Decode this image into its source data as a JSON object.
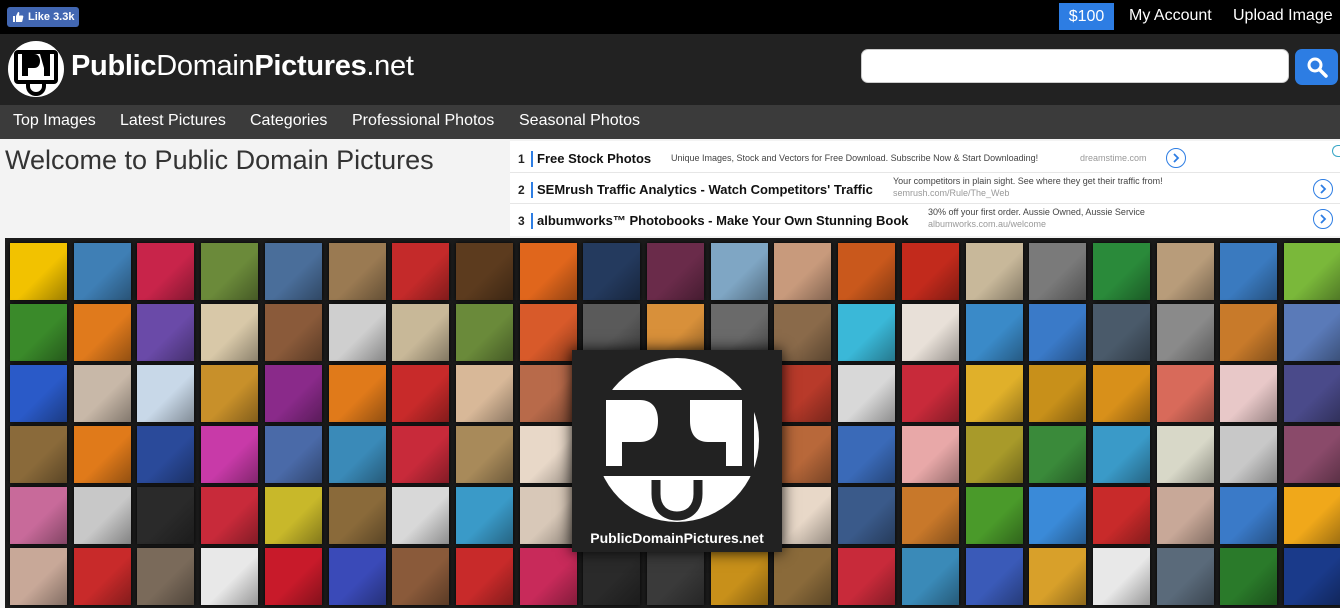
{
  "topbar": {
    "fb_like_label": "Like 3.3k",
    "price_label": "$100",
    "my_account": "My Account",
    "upload_image": "Upload Image"
  },
  "header": {
    "logo_bold_1": "Public",
    "logo_regular_1": "Domain",
    "logo_bold_2": "Pictures",
    "logo_regular_2": ".net",
    "search_value": "",
    "search_icon": "search-icon"
  },
  "nav": {
    "items": [
      "Top Images",
      "Latest Pictures",
      "Categories",
      "Professional Photos",
      "Seasonal Photos"
    ]
  },
  "welcome": "Welcome to Public Domain Pictures",
  "ads": [
    {
      "num": "1",
      "title": "Free Stock Photos",
      "desc": "Unique Images, Stock and Vectors for Free Download. Subscribe Now & Start Downloading!",
      "url": "dreamstime.com"
    },
    {
      "num": "2",
      "title": "SEMrush Traffic Analytics - Watch Competitors' Traffic",
      "desc": "Your competitors in plain sight. See where they get their traffic from!",
      "url": "semrush.com/Rule/The_Web"
    },
    {
      "num": "3",
      "title": "albumworks™ Photobooks - Make Your Own Stunning Book",
      "desc": "30% off your first order. Aussie Owned, Aussie Service",
      "url": "albumworks.com.au/welcome"
    }
  ],
  "mosaic": {
    "logo_caption": "PublicDomainPictures.net",
    "colors": [
      [
        "#f2c200",
        "#3f7fb5",
        "#c8244a",
        "#6b8a3a",
        "#4a6e9a",
        "#9a7a52",
        "#c42a2a",
        "#5c3b1e",
        "#e0661c",
        "#243a5e",
        "#6a2b4a",
        "#7fa6c4",
        "#c89a7c",
        "#c9581c",
        "#c22a1c",
        "#c8b89a",
        "#7a7a7a",
        "#2a8a3a",
        "#b89c7a",
        "#3a7abf",
        "#7ab83a"
      ],
      [
        "#3a8a2a",
        "#e07a1c",
        "#6a4aa8",
        "#d8c8a8",
        "#8a5a3a",
        "#cfcfcf",
        "#c8b898",
        "#6a8a3a",
        "#d85a2a",
        "#5a5a5a",
        "#d8903a",
        "#6a6a6a",
        "#8a6a4a",
        "#3ab8d8",
        "#e8e0d8",
        "#3a8ac8",
        "#3a7ac8",
        "#4a5a6a",
        "#8a8a8a",
        "#c87a2a",
        "#5a7ab8"
      ],
      [
        "#2a5ac8",
        "#c8b8a8",
        "#c8d8e8",
        "#c8902a",
        "#8a2a8a",
        "#e07a1a",
        "#c82a2a",
        "#d8b898",
        "#b86a4a",
        "#3a3a3a",
        "#3a3a3a",
        "#3a3a3a",
        "#b83a2a",
        "#d8d8d8",
        "#c82a3a",
        "#e0b02a",
        "#c8901a",
        "#d8901a",
        "#d86a5a",
        "#e8c8c8",
        "#4a4a8a"
      ],
      [
        "#8a6a3a",
        "#e07a1a",
        "#2a4a9a",
        "#c83aa8",
        "#4a6aa8",
        "#3a8ab8",
        "#c82a3a",
        "#a88a5a",
        "#e8d8c8",
        "#3a3a3a",
        "#3a3a3a",
        "#3a3a3a",
        "#b8683a",
        "#3a6ab8",
        "#e8a8a8",
        "#a89a2a",
        "#3a8a3a",
        "#3a9ac8",
        "#d8d8c8",
        "#c8c8c8",
        "#8a4a6a"
      ],
      [
        "#c86a9a",
        "#c8c8c8",
        "#2a2a2a",
        "#c82a3a",
        "#c8b82a",
        "#8a6a3a",
        "#d8d8d8",
        "#3a9ac8",
        "#d8c8b8",
        "#3a3a3a",
        "#3a3a3a",
        "#3a3a3a",
        "#e8d8c8",
        "#3a5a8a",
        "#c8782a",
        "#4a9a2a",
        "#3a8ad8",
        "#c82a2a",
        "#c8a898",
        "#3a7ac8",
        "#f0a81a"
      ],
      [
        "#c8a898",
        "#c82a2a",
        "#7a6a5a",
        "#e8e8e8",
        "#c81a2a",
        "#3a4ab8",
        "#8a5a3a",
        "#c82a2a",
        "#c82a5a",
        "#2a2a2a",
        "#3a3a3a",
        "#c8901a",
        "#8a6a3a",
        "#c82a3a",
        "#3a8ab8",
        "#3a5ab8",
        "#d8a02a",
        "#e8e8e8",
        "#5a6a7a",
        "#2a7a2a",
        "#1a3a8a"
      ]
    ]
  }
}
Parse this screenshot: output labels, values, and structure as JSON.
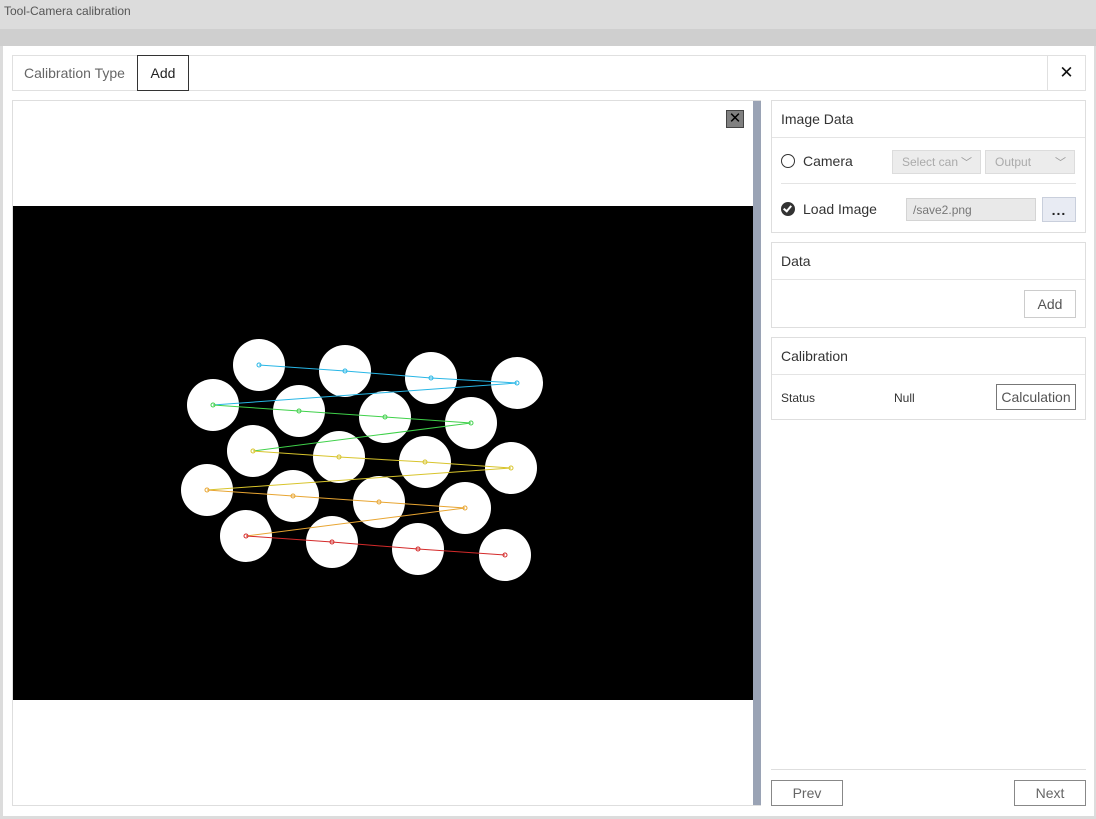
{
  "window": {
    "title": "Tool-Camera calibration"
  },
  "tabs": [
    {
      "label": "Calibration Type"
    },
    {
      "label": "Add"
    }
  ],
  "close_icon": "close-icon",
  "image_data": {
    "heading": "Image Data",
    "camera": {
      "label": "Camera",
      "selected": false,
      "camera_select": "Select can",
      "output_select": "Output"
    },
    "load_image": {
      "label": "Load Image",
      "selected": true,
      "path": "/save2.png",
      "browse_label": "..."
    }
  },
  "data_panel": {
    "heading": "Data",
    "add_label": "Add"
  },
  "calibration": {
    "heading": "Calibration",
    "status_label": "Status",
    "status_value": "Null",
    "calculate_label": "Calculation"
  },
  "footer": {
    "prev_label": "Prev",
    "next_label": "Next"
  },
  "preview": {
    "description_icons": [
      "close-icon"
    ],
    "circle_grid": {
      "rows": 5,
      "cols": 4
    },
    "row_colors": [
      "#27b6e6",
      "#3fd14a",
      "#d8c42b",
      "#e8a531",
      "#d42a2a"
    ]
  }
}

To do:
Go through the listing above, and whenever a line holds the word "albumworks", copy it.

Result of this task:
      "title": "albumworks™ Photobooks - Make Your Own Stunning Book",
      "url": "albumworks.com.au/welcome"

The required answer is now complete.